7. Urges the AU Peace and Security Council to publish the report of the AU Commission of Inquiry into human rights abuses in South Sudan and follow up on its findings without further delay;


8. Underlines that publication of the report is a crucial step toward peace and reconciliation. Recognises that all South Sudanese have a right to the truth and justice; that hundreds of victims and witnesses of atrocities made huge personal efforts to engage with the AUCISS often taking significant personal risk recounting painful experiences in order to contribute to a more complete record of the conflict;


9. Calls on the government of South Sudan to conduct prompt, thorough, impartial and independent investigations with a view to prosecuting and holding accountable individuals suspected of crimes under international law and serious violations of human rights including abduction and recruitment of children into armed conflict;

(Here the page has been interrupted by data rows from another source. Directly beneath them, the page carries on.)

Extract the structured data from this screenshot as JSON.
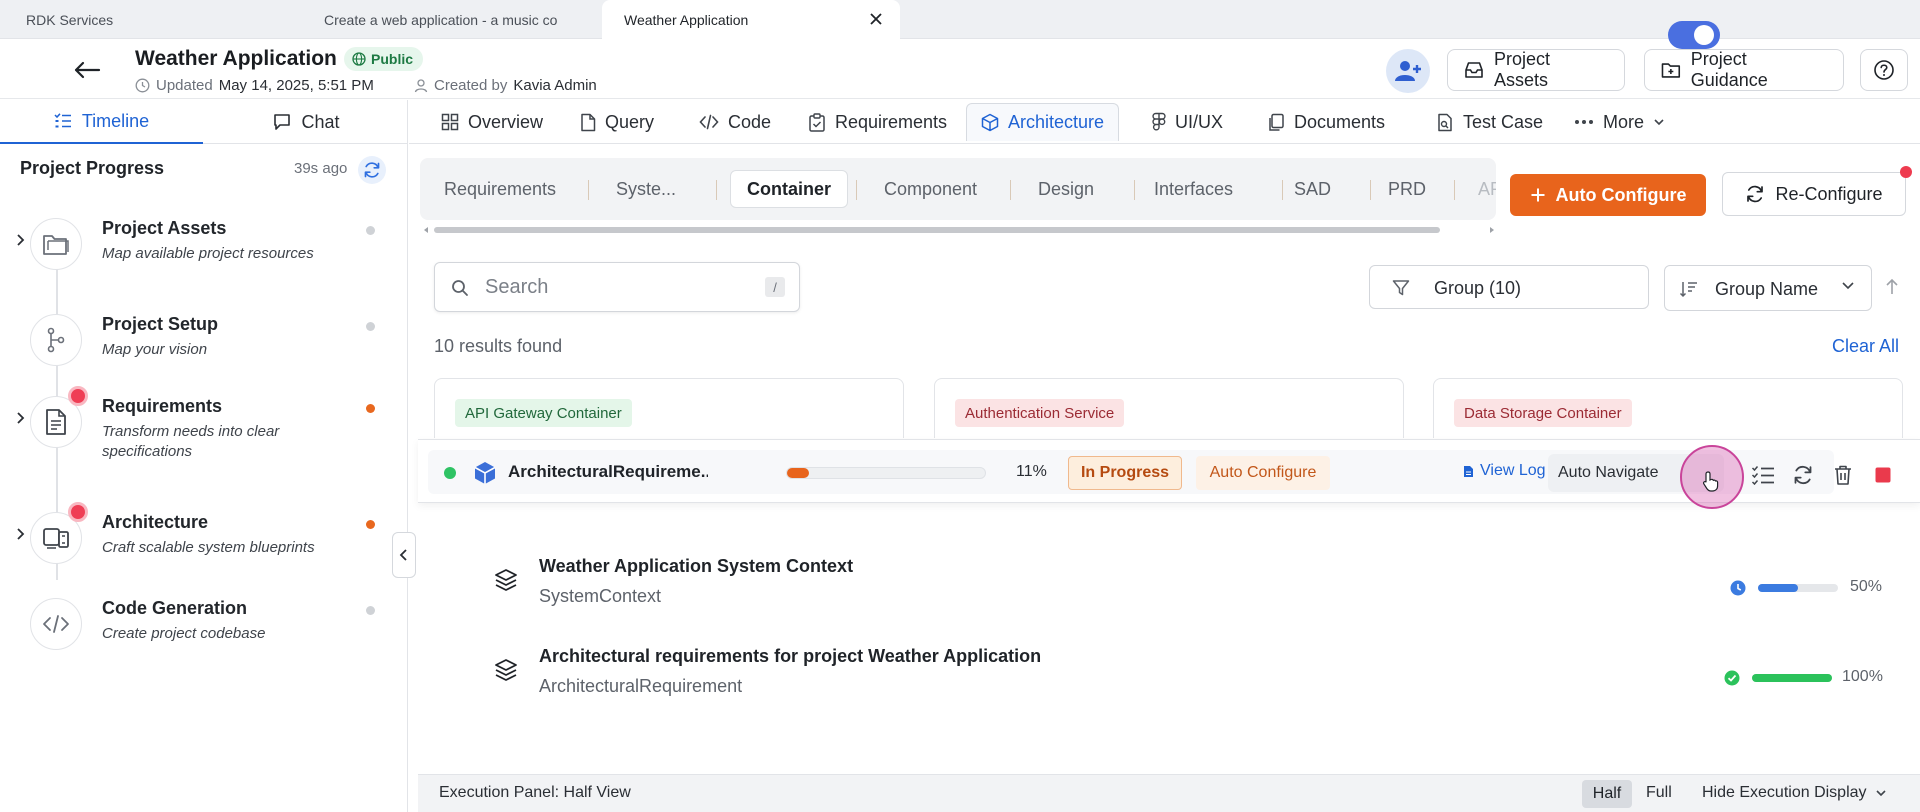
{
  "browser_tabs": [
    {
      "label": "RDK Services"
    },
    {
      "label": "Create a web application - a music co"
    },
    {
      "label": "Weather Application"
    }
  ],
  "header": {
    "title": "Weather Application",
    "visibility": "Public",
    "updated_label": "Updated",
    "updated_value": "May 14, 2025, 5:51 PM",
    "created_label": "Created by",
    "created_value": "Kavia Admin",
    "project_assets": "Project Assets",
    "project_guidance": "Project Guidance"
  },
  "left_panel": {
    "tabs": [
      {
        "label": "Timeline"
      },
      {
        "label": "Chat"
      }
    ],
    "progress_title": "Project Progress",
    "progress_time": "39s ago",
    "steps": [
      {
        "title": "Project Assets",
        "desc": "Map available project resources",
        "icon": "folder-icon"
      },
      {
        "title": "Project Setup",
        "desc": "Map your vision",
        "icon": "git-branch-icon"
      },
      {
        "title": "Requirements",
        "desc": "Transform needs into clear specifications",
        "icon": "document-icon"
      },
      {
        "title": "Architecture",
        "desc": "Craft scalable system blueprints",
        "icon": "devices-icon"
      },
      {
        "title": "Code Generation",
        "desc": "Create project codebase",
        "icon": "code-icon"
      }
    ]
  },
  "main_tabs": [
    {
      "label": "Overview"
    },
    {
      "label": "Query"
    },
    {
      "label": "Code"
    },
    {
      "label": "Requirements"
    },
    {
      "label": "Architecture"
    },
    {
      "label": "UI/UX"
    },
    {
      "label": "Documents"
    },
    {
      "label": "Test Case"
    },
    {
      "label": "More"
    }
  ],
  "sub_tabs": [
    {
      "label": "Requirements"
    },
    {
      "label": "Syste..."
    },
    {
      "label": "Container"
    },
    {
      "label": "Component"
    },
    {
      "label": "Design"
    },
    {
      "label": "Interfaces"
    },
    {
      "label": "SAD"
    },
    {
      "label": "PRD"
    },
    {
      "label": "AP"
    }
  ],
  "actions": {
    "auto_configure": "Auto Configure",
    "reconfigure": "Re-Configure"
  },
  "search": {
    "placeholder": "Search",
    "shortcut": "/"
  },
  "filters": {
    "group": "Group (10)",
    "sort": "Group Name"
  },
  "results": {
    "count_text": "10 results found",
    "clear_all": "Clear All"
  },
  "cards": [
    {
      "label": "API Gateway Container"
    },
    {
      "label": "Authentication Service"
    },
    {
      "label": "Data Storage Container"
    }
  ],
  "execution": {
    "name": "ArchitecturalRequireme...",
    "progress": 11,
    "progress_text": "11%",
    "status": "In Progress",
    "mode": "Auto Configure",
    "view_log": "View Log",
    "auto_navigate": "Auto Navigate"
  },
  "tasks": [
    {
      "title": "Weather Application System Context",
      "type": "SystemContext",
      "progress": 50,
      "progress_text": "50%",
      "color": "#3b7be0"
    },
    {
      "title": "Architectural requirements for project Weather Application",
      "type": "ArchitecturalRequirement",
      "progress": 100,
      "progress_text": "100%",
      "color": "#2bc25b"
    }
  ],
  "bottom_bar": {
    "label": "Execution Panel: Half View",
    "half": "Half",
    "full": "Full",
    "hide": "Hide Execution Display"
  }
}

10. Recalls the 25 August 2015 IGAD Protocol which specifically stated that individuals identified by the AUCISS as responsible for serious crimes shall not be eligible for participation in the Transitional Government;


11. Calls on the government of South Sudan to urgently finalise legislative amendments which criminalise the recruitment and use of children and use this legislation to prosecute offenders and to finalise the implementation of international agreements;


12. Calls on the Government of South Sudan to reject legislation that would restrict the sectors in which Non-Governmental Organisations and associations can carry out their work, which would severely inhibit the development of society and humanitarian relief efforts;


13. Instructs its President to forward this resolution to the Council, the Commission, the High Representative for Foreign Affairs and Security Policy, the governments and parliaments of the Member States, the Government of South Sudan, the Human Rights Commissioner of South Sudan, the National Legislative Assembly of South Sudan, the African Union’s institutions, the Intergovernmental Authority on Development, the Co-Presidents of the ACP-EU Joint Parliamentary Assembly and the UN Secretary-General.